Designing an investment thesis aligned with academic research means that FBD knows what to look for in terms of assessing impact risks and returns. The team are particularly thoughtful about business models which enable impact to be maximised. For example, the use of B2B2C models to separate the customer from the beneficiary (thereby extending reach to those on lower incomes) or embedding user voice into their process to better understand impact risks (see Decision-making).
Each investment memo has detailed sections on the investment’s impact thesis, contribution to poverty premium reduction and KPIs that will be used to track progress over time. This ensures that the investment committee can incorporate impact into their decision making in a meaningful way. Being explicit about impact also allows investments (or ongoing portfolio management) to be structured in a way that enhances the impact created and ensures that the fund level impact goals are being met.
In partnership with Toynbee Hall, FBD has set up a Lived Experience panel which allows individuals with lived experience of poverty to support the due diligence process.
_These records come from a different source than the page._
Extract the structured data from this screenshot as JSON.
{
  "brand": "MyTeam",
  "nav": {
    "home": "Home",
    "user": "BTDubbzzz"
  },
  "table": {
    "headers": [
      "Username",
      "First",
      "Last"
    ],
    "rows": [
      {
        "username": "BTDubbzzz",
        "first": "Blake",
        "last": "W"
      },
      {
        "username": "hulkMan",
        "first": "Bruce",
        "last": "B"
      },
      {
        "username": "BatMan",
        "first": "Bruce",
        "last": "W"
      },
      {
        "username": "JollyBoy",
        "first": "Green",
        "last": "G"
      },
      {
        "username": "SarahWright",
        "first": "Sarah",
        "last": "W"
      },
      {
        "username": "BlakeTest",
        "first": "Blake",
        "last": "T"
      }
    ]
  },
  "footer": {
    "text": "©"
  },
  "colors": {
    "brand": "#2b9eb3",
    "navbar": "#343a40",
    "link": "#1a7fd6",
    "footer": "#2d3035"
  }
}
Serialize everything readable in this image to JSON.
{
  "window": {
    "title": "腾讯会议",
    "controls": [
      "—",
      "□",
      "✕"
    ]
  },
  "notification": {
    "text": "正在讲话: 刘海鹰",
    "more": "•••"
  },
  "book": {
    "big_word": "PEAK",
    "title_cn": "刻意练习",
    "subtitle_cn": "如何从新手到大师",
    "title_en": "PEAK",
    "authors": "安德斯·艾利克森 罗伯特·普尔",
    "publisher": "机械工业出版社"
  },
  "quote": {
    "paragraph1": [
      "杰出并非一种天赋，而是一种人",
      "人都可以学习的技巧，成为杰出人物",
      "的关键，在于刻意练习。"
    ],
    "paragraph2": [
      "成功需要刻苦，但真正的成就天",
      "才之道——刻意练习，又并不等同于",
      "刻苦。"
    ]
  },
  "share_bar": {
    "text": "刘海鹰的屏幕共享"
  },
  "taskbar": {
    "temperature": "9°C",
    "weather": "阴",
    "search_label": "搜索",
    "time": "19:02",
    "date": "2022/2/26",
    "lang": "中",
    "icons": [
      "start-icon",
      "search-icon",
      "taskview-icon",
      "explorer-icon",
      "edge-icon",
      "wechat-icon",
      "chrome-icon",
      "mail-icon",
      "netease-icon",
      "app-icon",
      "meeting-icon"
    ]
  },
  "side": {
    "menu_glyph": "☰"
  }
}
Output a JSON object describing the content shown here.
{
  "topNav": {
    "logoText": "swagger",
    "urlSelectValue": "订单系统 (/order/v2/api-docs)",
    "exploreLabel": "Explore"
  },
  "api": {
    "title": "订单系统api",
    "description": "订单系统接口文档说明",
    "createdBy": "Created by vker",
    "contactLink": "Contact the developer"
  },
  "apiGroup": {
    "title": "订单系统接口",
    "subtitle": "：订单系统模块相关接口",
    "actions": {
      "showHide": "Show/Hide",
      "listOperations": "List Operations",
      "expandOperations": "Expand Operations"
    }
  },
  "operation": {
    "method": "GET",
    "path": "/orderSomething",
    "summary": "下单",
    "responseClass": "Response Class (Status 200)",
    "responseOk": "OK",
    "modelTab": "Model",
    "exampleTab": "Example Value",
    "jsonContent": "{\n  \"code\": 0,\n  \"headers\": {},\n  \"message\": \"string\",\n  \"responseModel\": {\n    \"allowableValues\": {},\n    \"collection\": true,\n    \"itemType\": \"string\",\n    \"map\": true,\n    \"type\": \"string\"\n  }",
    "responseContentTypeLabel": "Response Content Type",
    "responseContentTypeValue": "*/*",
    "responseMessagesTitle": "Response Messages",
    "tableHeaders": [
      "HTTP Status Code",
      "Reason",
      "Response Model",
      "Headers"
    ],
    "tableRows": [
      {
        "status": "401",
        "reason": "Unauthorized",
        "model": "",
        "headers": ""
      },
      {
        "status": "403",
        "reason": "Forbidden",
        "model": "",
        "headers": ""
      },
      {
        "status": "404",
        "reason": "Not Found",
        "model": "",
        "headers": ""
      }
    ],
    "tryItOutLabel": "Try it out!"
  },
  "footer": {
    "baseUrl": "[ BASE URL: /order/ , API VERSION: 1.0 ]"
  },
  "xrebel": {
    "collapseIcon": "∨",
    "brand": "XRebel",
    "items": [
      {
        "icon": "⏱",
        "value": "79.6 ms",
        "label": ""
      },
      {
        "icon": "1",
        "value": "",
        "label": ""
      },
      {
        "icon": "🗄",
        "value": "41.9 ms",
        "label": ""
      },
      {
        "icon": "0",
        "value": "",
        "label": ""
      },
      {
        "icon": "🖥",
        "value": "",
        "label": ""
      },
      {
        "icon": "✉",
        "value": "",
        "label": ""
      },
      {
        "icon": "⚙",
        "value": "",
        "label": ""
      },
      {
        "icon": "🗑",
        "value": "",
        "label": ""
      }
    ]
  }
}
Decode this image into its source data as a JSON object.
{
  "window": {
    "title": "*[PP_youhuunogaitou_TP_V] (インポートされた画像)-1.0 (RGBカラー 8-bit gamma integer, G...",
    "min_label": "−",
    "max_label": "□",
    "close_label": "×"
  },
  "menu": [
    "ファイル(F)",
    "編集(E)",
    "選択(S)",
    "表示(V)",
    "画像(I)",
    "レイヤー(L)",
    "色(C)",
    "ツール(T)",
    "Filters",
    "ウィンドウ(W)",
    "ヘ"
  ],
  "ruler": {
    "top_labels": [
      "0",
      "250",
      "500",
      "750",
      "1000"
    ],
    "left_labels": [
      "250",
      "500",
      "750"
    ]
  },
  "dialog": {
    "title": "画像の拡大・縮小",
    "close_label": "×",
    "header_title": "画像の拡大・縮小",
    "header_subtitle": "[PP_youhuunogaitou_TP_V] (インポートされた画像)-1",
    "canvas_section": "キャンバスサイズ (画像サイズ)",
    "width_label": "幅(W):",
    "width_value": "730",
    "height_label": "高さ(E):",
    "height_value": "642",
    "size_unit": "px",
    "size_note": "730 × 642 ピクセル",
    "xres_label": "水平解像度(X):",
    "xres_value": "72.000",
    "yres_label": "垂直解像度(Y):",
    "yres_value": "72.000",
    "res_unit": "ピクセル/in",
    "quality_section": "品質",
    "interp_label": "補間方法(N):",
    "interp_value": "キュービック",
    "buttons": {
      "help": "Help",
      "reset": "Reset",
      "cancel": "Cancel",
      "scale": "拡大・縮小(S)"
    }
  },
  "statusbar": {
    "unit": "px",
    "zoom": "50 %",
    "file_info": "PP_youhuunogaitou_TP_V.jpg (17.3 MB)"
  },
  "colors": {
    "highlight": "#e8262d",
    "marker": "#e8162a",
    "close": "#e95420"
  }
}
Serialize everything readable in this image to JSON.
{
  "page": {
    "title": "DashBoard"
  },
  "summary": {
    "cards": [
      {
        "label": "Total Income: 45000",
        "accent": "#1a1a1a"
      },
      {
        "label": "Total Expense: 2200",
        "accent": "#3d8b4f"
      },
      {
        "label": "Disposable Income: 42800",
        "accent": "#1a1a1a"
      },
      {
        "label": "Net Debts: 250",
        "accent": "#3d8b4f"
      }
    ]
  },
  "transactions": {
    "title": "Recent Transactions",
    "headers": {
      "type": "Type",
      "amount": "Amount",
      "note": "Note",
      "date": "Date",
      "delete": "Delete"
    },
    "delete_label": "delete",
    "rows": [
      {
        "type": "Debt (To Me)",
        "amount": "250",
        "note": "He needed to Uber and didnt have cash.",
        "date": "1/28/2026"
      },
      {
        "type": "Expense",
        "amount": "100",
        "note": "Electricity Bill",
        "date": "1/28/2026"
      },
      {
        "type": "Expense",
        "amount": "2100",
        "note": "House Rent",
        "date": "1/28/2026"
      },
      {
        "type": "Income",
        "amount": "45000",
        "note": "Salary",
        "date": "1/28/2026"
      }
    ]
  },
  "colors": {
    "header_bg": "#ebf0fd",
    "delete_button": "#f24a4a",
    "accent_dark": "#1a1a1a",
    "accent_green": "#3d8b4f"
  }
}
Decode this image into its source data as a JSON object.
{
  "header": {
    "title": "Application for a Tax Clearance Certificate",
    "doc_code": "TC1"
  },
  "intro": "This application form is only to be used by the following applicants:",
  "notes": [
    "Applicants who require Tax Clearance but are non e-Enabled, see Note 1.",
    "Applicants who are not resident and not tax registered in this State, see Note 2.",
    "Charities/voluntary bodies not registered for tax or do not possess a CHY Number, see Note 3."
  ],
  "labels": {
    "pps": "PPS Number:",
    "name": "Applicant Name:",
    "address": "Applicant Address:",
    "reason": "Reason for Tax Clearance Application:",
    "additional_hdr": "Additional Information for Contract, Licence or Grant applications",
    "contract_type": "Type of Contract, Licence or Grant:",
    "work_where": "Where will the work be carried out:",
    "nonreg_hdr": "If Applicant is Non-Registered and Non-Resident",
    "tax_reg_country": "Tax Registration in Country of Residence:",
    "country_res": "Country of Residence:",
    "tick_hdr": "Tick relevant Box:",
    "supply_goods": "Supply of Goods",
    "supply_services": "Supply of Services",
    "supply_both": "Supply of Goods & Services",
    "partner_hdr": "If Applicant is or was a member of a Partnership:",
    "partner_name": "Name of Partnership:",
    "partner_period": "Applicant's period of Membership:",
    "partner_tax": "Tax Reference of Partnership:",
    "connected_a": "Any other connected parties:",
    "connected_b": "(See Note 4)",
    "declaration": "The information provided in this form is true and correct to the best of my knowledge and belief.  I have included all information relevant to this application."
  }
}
Before bringing a potential investment to the Investment Committee (IC), the prospective investee presents their product to the panel allowing them to provide feedback on whether they think the product meaningfully addresses the issue. This feedback is shared as part of the IC papers and leads to a more informed decision around impact. The ventures themselves also find this process insightful as they receive early customer feedback on their solution.
Managing impact investments
FBD establishes a set of impact KPIs for each portfolio company (see below) with data flowing back to FBD on a six-monthly basis. To validate some of the learnings from this internal data, FBD, in partnership with Big Society Capital and 60 Decibels, is undertaking an external evaluation of two portfolio companies. The findings from the first evaluation are complete and have provided supporting evidence of some assumptions and interesting challenges on others. These processes are key to iterating towards a business model that can deliver impact and so we’re excited that FBD is going the extra mile to test assumptions and learn from the data that flows back.
Reporting and learning
FBD publishes quarterly updates on impact to its investors. These include impact highlights from the previous quarter as well as impact KPIs for each portfolio company (KPIs are updated every six months). Examples include the number of people reached, who is being reached and savings incurred. Alongside this, FBD publishes an annual impact report which provides further updates including converting the above metrics into reductions for the poverty premium for all portfolio companies. This helps FBD track progress towards its overall fund goal and adjust strategy where necessary. The poverty premium calculations are underpinned by research done by the University of Bristol which provides an element of rigour and independence to the process.
Impact practice within venture is an emerging area
Fair By Design was set up to tackle a social issue that affects millions of people in a sizeable way. The systems, tools, processes and decision making around impact are critical if FBD’s goals are to be achieved. The above demonstrates that FBD is meaningfully thinking about how best to incorporate impact in the traditional investment cycle.
As more managers become thoughtful about impact, what is considered good impact practice will evolve over time. We are excited about the progress taking place and look forward to working with the ecosystem to move things forward.